Data about app and page elements
####

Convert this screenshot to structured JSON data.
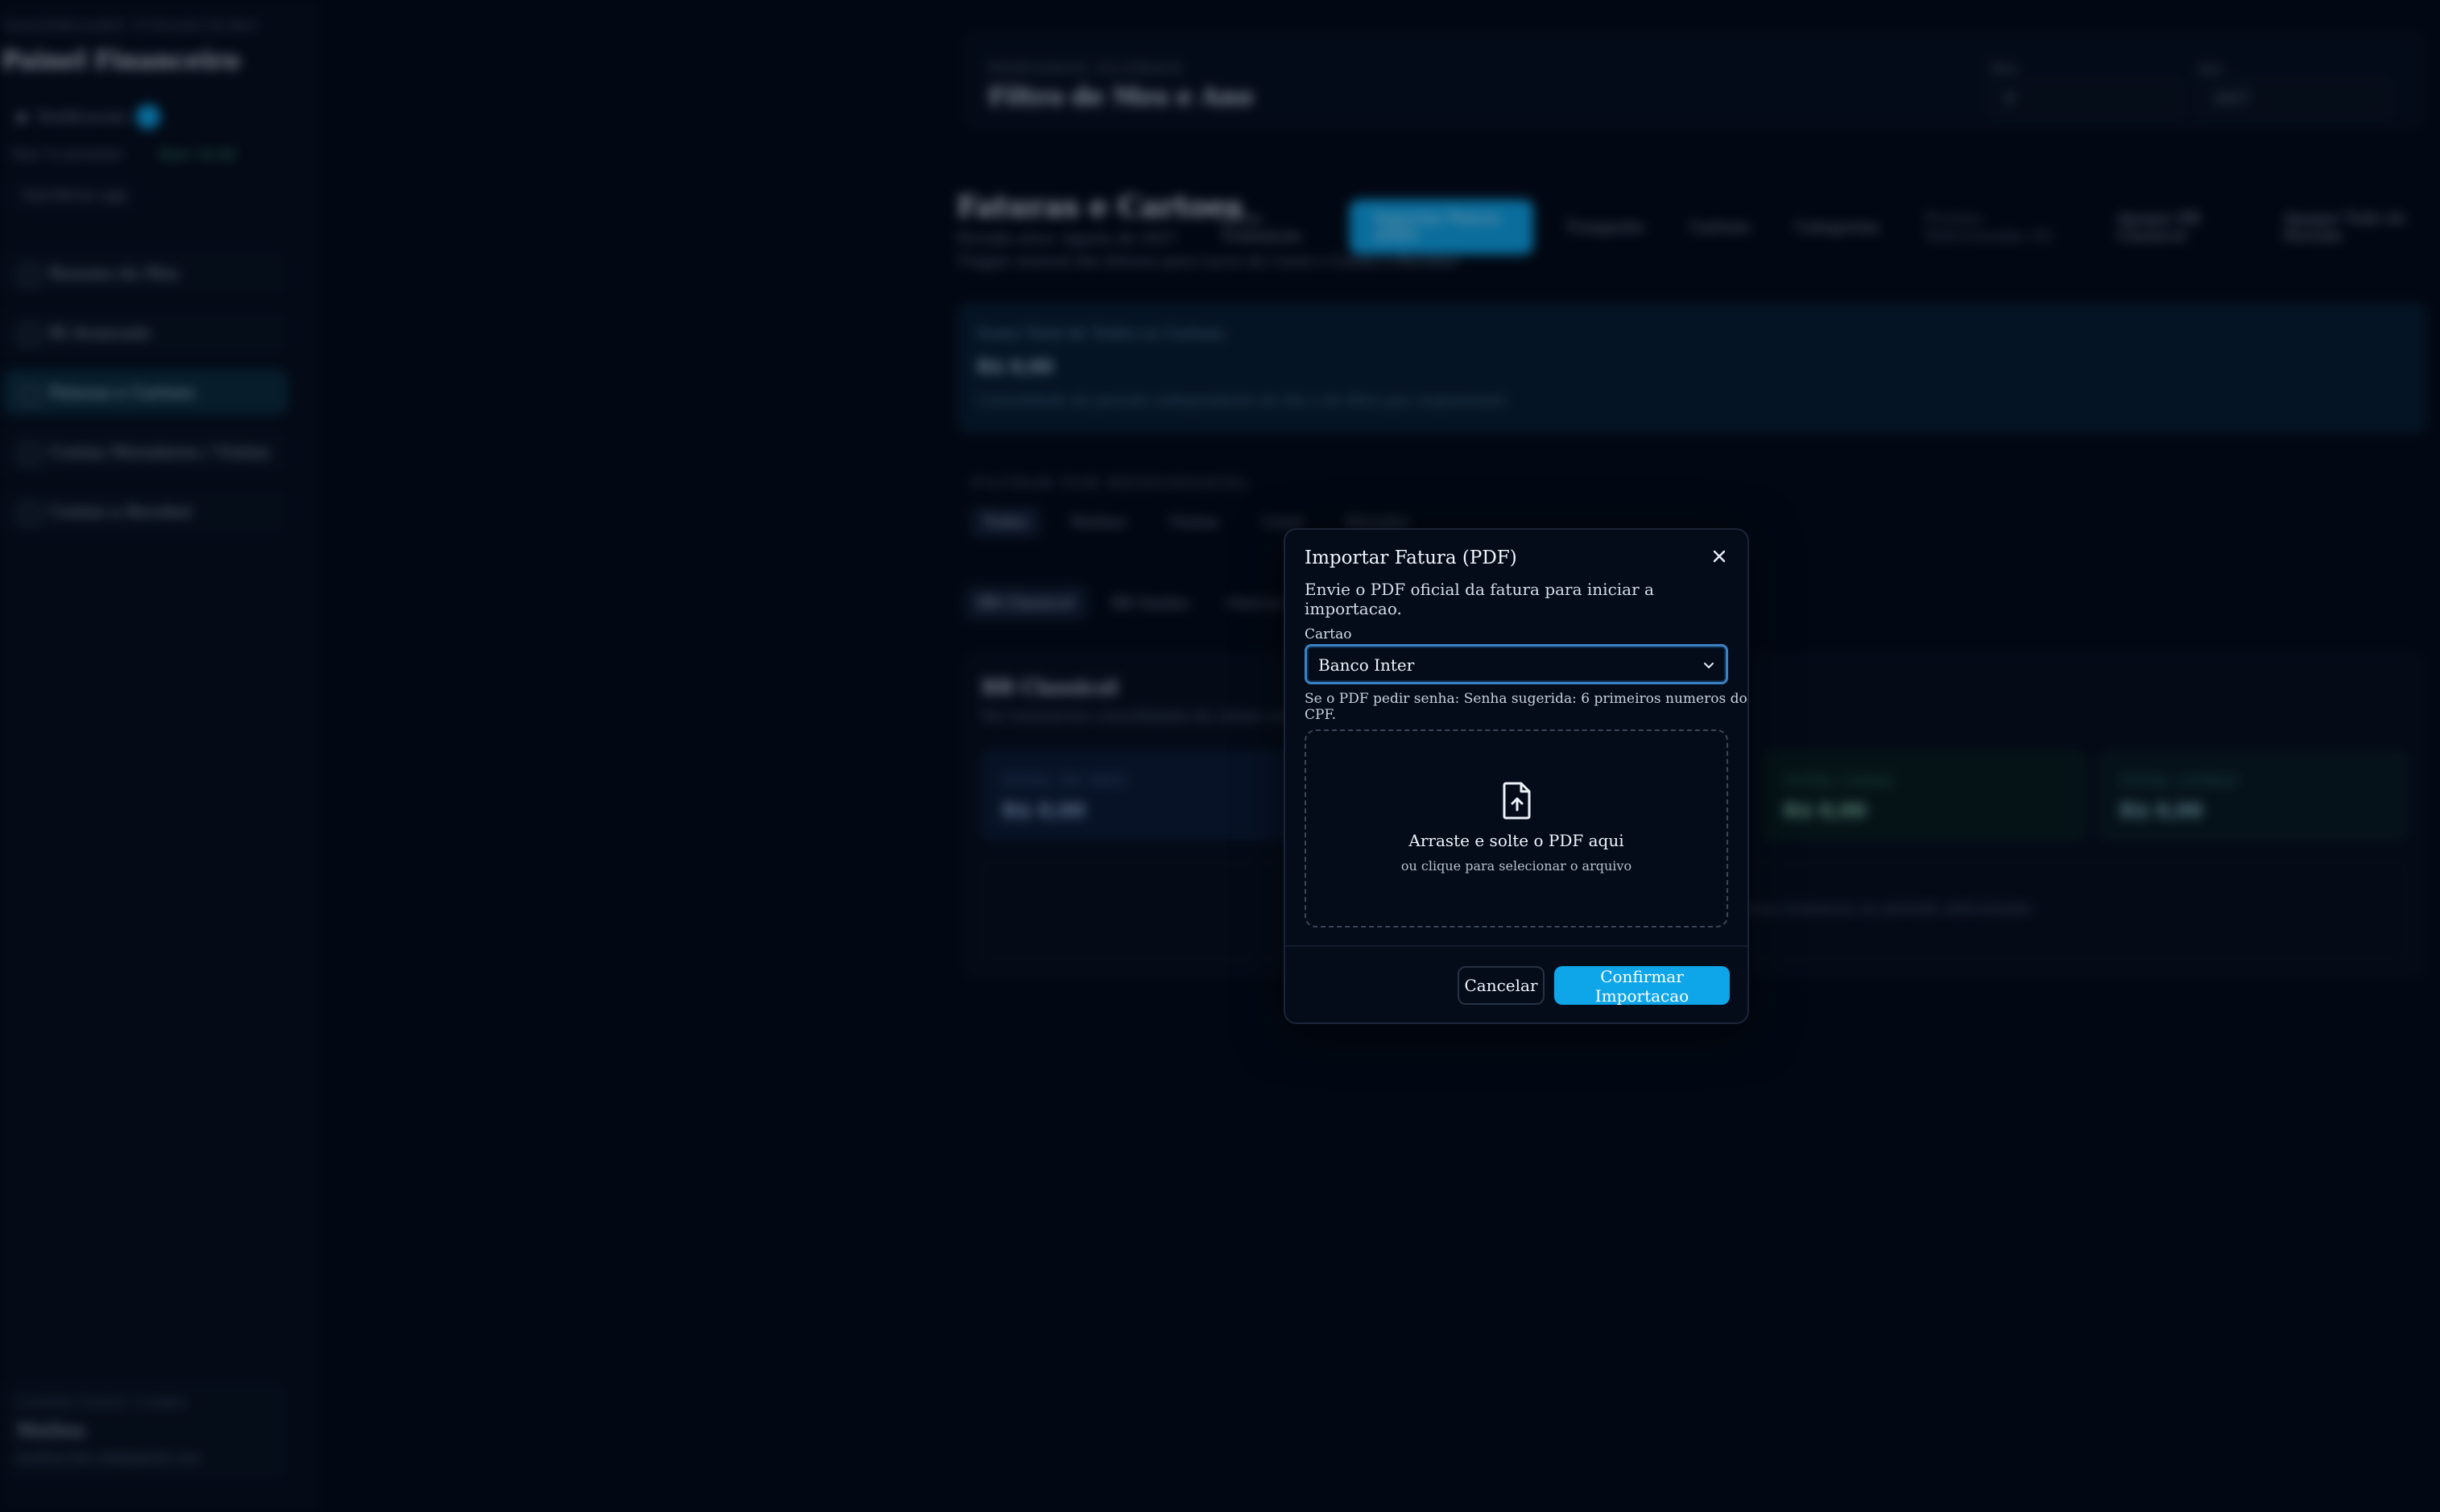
{
  "sidebar": {
    "kicker": "DASHBOARD FINANCEIRO",
    "title": "Painel Financeiro",
    "notifications": "Notificacoes",
    "period": "Sinc.% Jornalist.",
    "sync": "Sync 1h 6d",
    "logout": "Sair/Ativar app",
    "items": [
      {
        "label": "Resumo do Mes"
      },
      {
        "label": "BI Avancado"
      },
      {
        "label": "Faturas e Cartoes"
      },
      {
        "label": "Contas Moradores / Visitas"
      },
      {
        "label": "Contas a Receber"
      }
    ],
    "account": {
      "kicker": "CONECTADO COMO",
      "name": "Mathea",
      "email": "mathea.frnc.diz@gmail.com"
    }
  },
  "filters": {
    "kicker": "PERIODOS GLOBAIS",
    "title": "Filtro de Mes e Ano",
    "month_label": "Mes",
    "month_value": "8",
    "year_label": "Ano",
    "year_value": "2027"
  },
  "page": {
    "title": "Faturas e Cartoes",
    "subtitle1": "Periodo ativo: Agosto de 2027",
    "subtitle2": "Trigger manual das faturas para Lucro do Casal e Contas a Receber",
    "actions": [
      "Nova Transacao",
      "Importar Fatura (PDF)",
      "Tranposto",
      "Cartoes",
      "Categorias",
      "Formas Selecionadas (0)",
      "Apagar BB Classicol",
      "Apagar Todo do Periodo"
    ]
  },
  "total_card": {
    "label": "Soma Total de Todos os Cartoes",
    "value": "R$ 0,00",
    "note": "Consolidado do periodo independente do dia e do filtro por responsavel."
  },
  "responsible": {
    "kicker": "FILTRAR POR RESPONSAVEL",
    "chips": [
      "Todos",
      "Mathea",
      "Visitas",
      "Casal",
      "Morador"
    ]
  },
  "card_tabs": [
    "BB Classicol",
    "BB Smiles",
    "Outros Cartoes"
  ],
  "panel": {
    "title": "BB Classicol",
    "subtitle": "Ver transacoes consolidadas do classe com um responsavel",
    "stats": [
      {
        "label": "TOTAL DO MES",
        "value": "R$ 0,00"
      },
      {
        "label": "TOTAL CASAL",
        "value": "R$ 0,00"
      },
      {
        "label": "TOTAL LIVRAS",
        "value": "R$ 0,00"
      }
    ],
    "empty": "Nenhuma transacao no periodo selecionado."
  },
  "modal": {
    "title": "Importar Fatura (PDF)",
    "description": "Envie o PDF oficial da fatura para iniciar a importacao.",
    "card_label": "Cartao",
    "card_selected": "Banco Inter",
    "password_hint": "Se o PDF pedir senha: Senha sugerida: 6 primeiros numeros do CPF.",
    "drop_title": "Arraste e solte o PDF aqui",
    "drop_subtitle": "ou clique para selecionar o arquivo",
    "cancel_label": "Cancelar",
    "confirm_label": "Confirmar Importacao"
  },
  "colors": {
    "background": "#030a16",
    "accent": "#0ea5e9",
    "modal_bg": "#040c1a",
    "focus_ring": "#3b82c4"
  },
  "icons": [
    "close-icon",
    "chevron-down-icon",
    "file-upload-icon",
    "bell-icon",
    "calendar-icon"
  ]
}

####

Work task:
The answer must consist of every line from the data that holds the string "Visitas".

Response to this task:
        "label": "Contas Moradores / Visitas"
      "Visitas",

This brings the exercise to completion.